Inside the Great Apes of Harambee at the Detroit Zoo

At the Detroit Zoo, get transported to the African Forest - the Great Apes of Harambee at the Detroit Zoo. This 4-acre habitat is home to three western lowland gorillas, as well as drills and chimpanzees in a separate area.

The three gorillas are silverbacks and half-brothers: 19-year-old Chip, 18-year-old Pende, and 17-year-old Kongo. Similar to gray hair in humans, the hair on the back of a male gorilla turns silver-gray with age, earning them the name "silverback".

Chip, the oldest of the three, became a silverback first and for a while was the most dominant. Though he's the youngest, Kongo has become the largest, and is now more dominant due to his size. As the smallest, Pende is less interested in the power struggle and is characterized by the animal care staff as laid back, sweet and non-confrontational.

Scientists have found that gorillas exhibit behavior very similar to humans. For example, they seem to have individual personalities, and have been shown to experience complex emotions such as grief.

Grooming is an important part of gorilla social life. Gorillas will comb each other's hair using fingers and teeth.

Gorillas utilize a range of vocalizations to signal different things to others. For example, they make different complex sounds to teach survival skills to their young or while foraging for food.

The Detroit Zoological Society is a partner in the Gorilla Rehabilitation and Conservation Education (GRACE) Center in the Democratic Republic of the Congo (DRC), a collaborative worldwide effort to save the highly endangered Grauer's gorilla.

GRACE is the only facility in the world that provides rescue and rehabilitative care for orphaned Grauer's gorillas, also known as eastern lowland gorillas.

GRACE is located on 370 acres in a remote, forested area of central Africa. It is currently home to 14 orphaned Grauer's gorillas between the ages of 3 and 12 years old. 

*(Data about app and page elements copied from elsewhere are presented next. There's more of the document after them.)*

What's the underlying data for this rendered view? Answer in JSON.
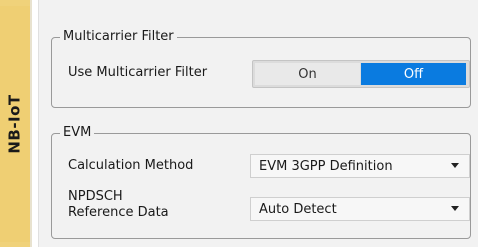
{
  "sidebar": {
    "title": "NB-IoT"
  },
  "multicarrier": {
    "group_title": "Multicarrier Filter",
    "label": "Use Multicarrier Filter",
    "options": [
      "On",
      "Off"
    ],
    "selected": "Off"
  },
  "evm": {
    "group_title": "EVM",
    "calc_method": {
      "label": "Calculation Method",
      "value": "EVM 3GPP Definition"
    },
    "npdsch": {
      "label_line1": "NPDSCH",
      "label_line2": "Reference Data",
      "value": "Auto Detect"
    }
  },
  "colors": {
    "sidebar": "#efcf73",
    "panel": "#f2f2f2",
    "selected_toggle": "#0a7be0"
  }
}
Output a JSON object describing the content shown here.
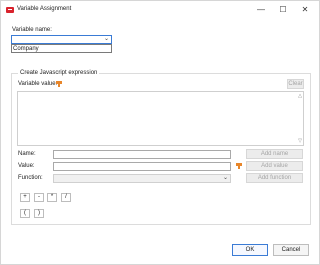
{
  "window": {
    "title": "Variable Assignment",
    "controls": {
      "minimize": "—",
      "maximize": "☐",
      "close": "✕"
    }
  },
  "variable": {
    "label": "Variable name:",
    "selected": "",
    "options": [
      "Company"
    ]
  },
  "js": {
    "group_title": "Create Javascript expression",
    "value_label": "Variable value:",
    "clear": "Clear"
  },
  "fields": {
    "name_label": "Name:",
    "value_label": "Value:",
    "function_label": "Function:",
    "add_name": "Add name",
    "add_value": "Add value",
    "add_function": "Add function"
  },
  "operators": [
    "+",
    "-",
    "*",
    "/",
    "(",
    ")"
  ],
  "footer": {
    "ok": "OK",
    "cancel": "Cancel"
  },
  "colors": {
    "accent": "#3a7bd5",
    "brand": "#d9232d",
    "flag": "#e8862a"
  },
  "icons": {
    "app": "app-icon",
    "flag": "flag-icon",
    "chevron": "chevron-down-icon"
  }
}
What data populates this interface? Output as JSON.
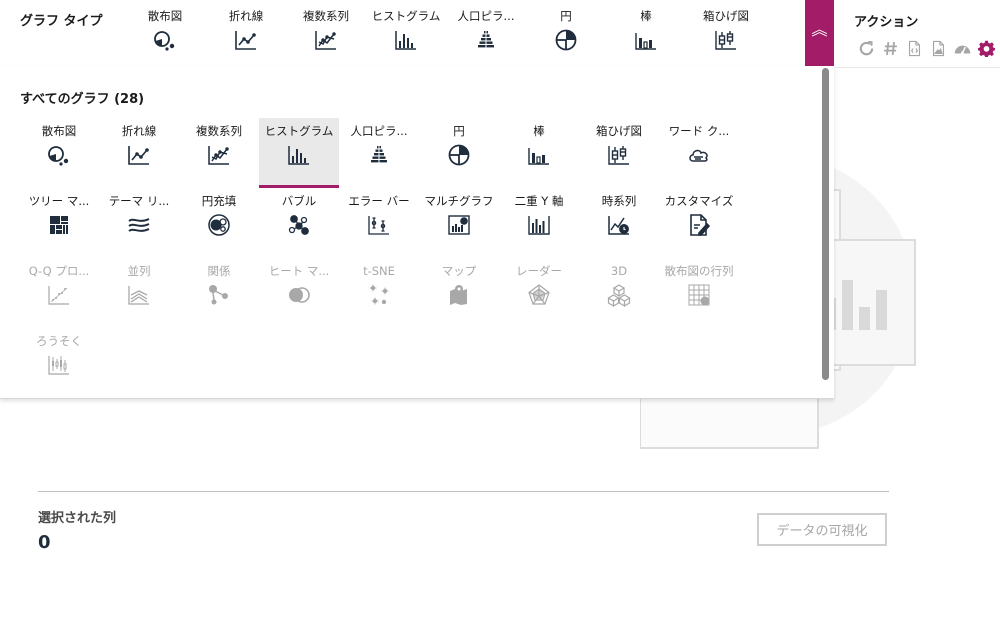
{
  "chart_type_bar": {
    "title": "グラフ タイプ",
    "items": [
      {
        "label": "散布図",
        "icon": "scatter-icon"
      },
      {
        "label": "折れ線",
        "icon": "line-icon"
      },
      {
        "label": "複数系列",
        "icon": "multi-series-icon"
      },
      {
        "label": "ヒストグラム",
        "icon": "histogram-icon"
      },
      {
        "label": "人口ピラ...",
        "icon": "pyramid-icon"
      },
      {
        "label": "円",
        "icon": "pie-icon"
      },
      {
        "label": "棒",
        "icon": "bar-icon"
      },
      {
        "label": "箱ひげ図",
        "icon": "boxplot-icon"
      }
    ]
  },
  "actions": {
    "title": "アクション",
    "icons": [
      "refresh-icon",
      "hash-icon",
      "code-file-icon",
      "image-file-icon",
      "dashboard-icon",
      "settings-icon"
    ],
    "accent_color": "#a21c68"
  },
  "collapse_button": {
    "icon": "double-chevron-up-icon",
    "color": "#a21c68"
  },
  "all_charts": {
    "title": "すべてのグラフ (28)",
    "items": [
      {
        "label": "散布図",
        "icon": "scatter-icon",
        "enabled": true,
        "selected": false
      },
      {
        "label": "折れ線",
        "icon": "line-icon",
        "enabled": true,
        "selected": false
      },
      {
        "label": "複数系列",
        "icon": "multi-series-icon",
        "enabled": true,
        "selected": false
      },
      {
        "label": "ヒストグラム",
        "icon": "histogram-icon",
        "enabled": true,
        "selected": true
      },
      {
        "label": "人口ピラ...",
        "icon": "pyramid-icon",
        "enabled": true,
        "selected": false
      },
      {
        "label": "円",
        "icon": "pie-icon",
        "enabled": true,
        "selected": false
      },
      {
        "label": "棒",
        "icon": "bar-icon",
        "enabled": true,
        "selected": false
      },
      {
        "label": "箱ひげ図",
        "icon": "boxplot-icon",
        "enabled": true,
        "selected": false
      },
      {
        "label": "ワード ク...",
        "icon": "word-cloud-icon",
        "enabled": true,
        "selected": false
      },
      {
        "label": "ツリー マ...",
        "icon": "treemap-icon",
        "enabled": true,
        "selected": false
      },
      {
        "label": "テーマ リ...",
        "icon": "theme-river-icon",
        "enabled": true,
        "selected": false
      },
      {
        "label": "円充填",
        "icon": "circle-packing-icon",
        "enabled": true,
        "selected": false
      },
      {
        "label": "バブル",
        "icon": "bubble-icon",
        "enabled": true,
        "selected": false
      },
      {
        "label": "エラー バー",
        "icon": "error-bar-icon",
        "enabled": true,
        "selected": false
      },
      {
        "label": "マルチグラフ",
        "icon": "multi-chart-icon",
        "enabled": true,
        "selected": false
      },
      {
        "label": "二重 Y 軸",
        "icon": "dual-y-axis-icon",
        "enabled": true,
        "selected": false
      },
      {
        "label": "時系列",
        "icon": "time-series-icon",
        "enabled": true,
        "selected": false
      },
      {
        "label": "カスタマイズ",
        "icon": "customize-icon",
        "enabled": true,
        "selected": false
      },
      {
        "label": "Q-Q プロ...",
        "icon": "qq-plot-icon",
        "enabled": false,
        "selected": false
      },
      {
        "label": "並列",
        "icon": "parallel-icon",
        "enabled": false,
        "selected": false
      },
      {
        "label": "関係",
        "icon": "relation-icon",
        "enabled": false,
        "selected": false
      },
      {
        "label": "ヒート マ...",
        "icon": "heatmap-icon",
        "enabled": false,
        "selected": false
      },
      {
        "label": "t-SNE",
        "icon": "tsne-icon",
        "enabled": false,
        "selected": false
      },
      {
        "label": "マップ",
        "icon": "map-icon",
        "enabled": false,
        "selected": false
      },
      {
        "label": "レーダー",
        "icon": "radar-icon",
        "enabled": false,
        "selected": false
      },
      {
        "label": "3D",
        "icon": "3d-icon",
        "enabled": false,
        "selected": false
      },
      {
        "label": "散布図の行列",
        "icon": "scatter-matrix-icon",
        "enabled": false,
        "selected": false
      },
      {
        "label": "ろうそく",
        "icon": "candlestick-icon",
        "enabled": false,
        "selected": false
      }
    ]
  },
  "selection": {
    "label": "選択された列",
    "count": "0"
  },
  "visualize_button": {
    "label": "データの可視化",
    "enabled": false
  },
  "colors": {
    "accent": "#a21c68",
    "icon": "#1f2d3d",
    "disabled": "#a8a8a8"
  }
}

Grauer's gorillas are among the most endangered apes in the world due to the widespread habitat destruction, poaching and threats associated with the rapidly growing human population within their habitat.

In the last 20 years, more than half of the Grauer's gorilla population has been wiped out, and it's possible that as few as 2,000 of these animals remain in the wild today.

As part of the effort to conserve the species, the orphaned gorillas being cared for at GRACE are also learning skills so they can hopefully be reintroduced into the wild.

In the video above, you see the gorillas eating some pumpkins. Smashing Pumpkins returns this Saturday, October 22, from 10:30 a.m. to 2:30 p.m. This event is free with Zoo admission.

You can get more information at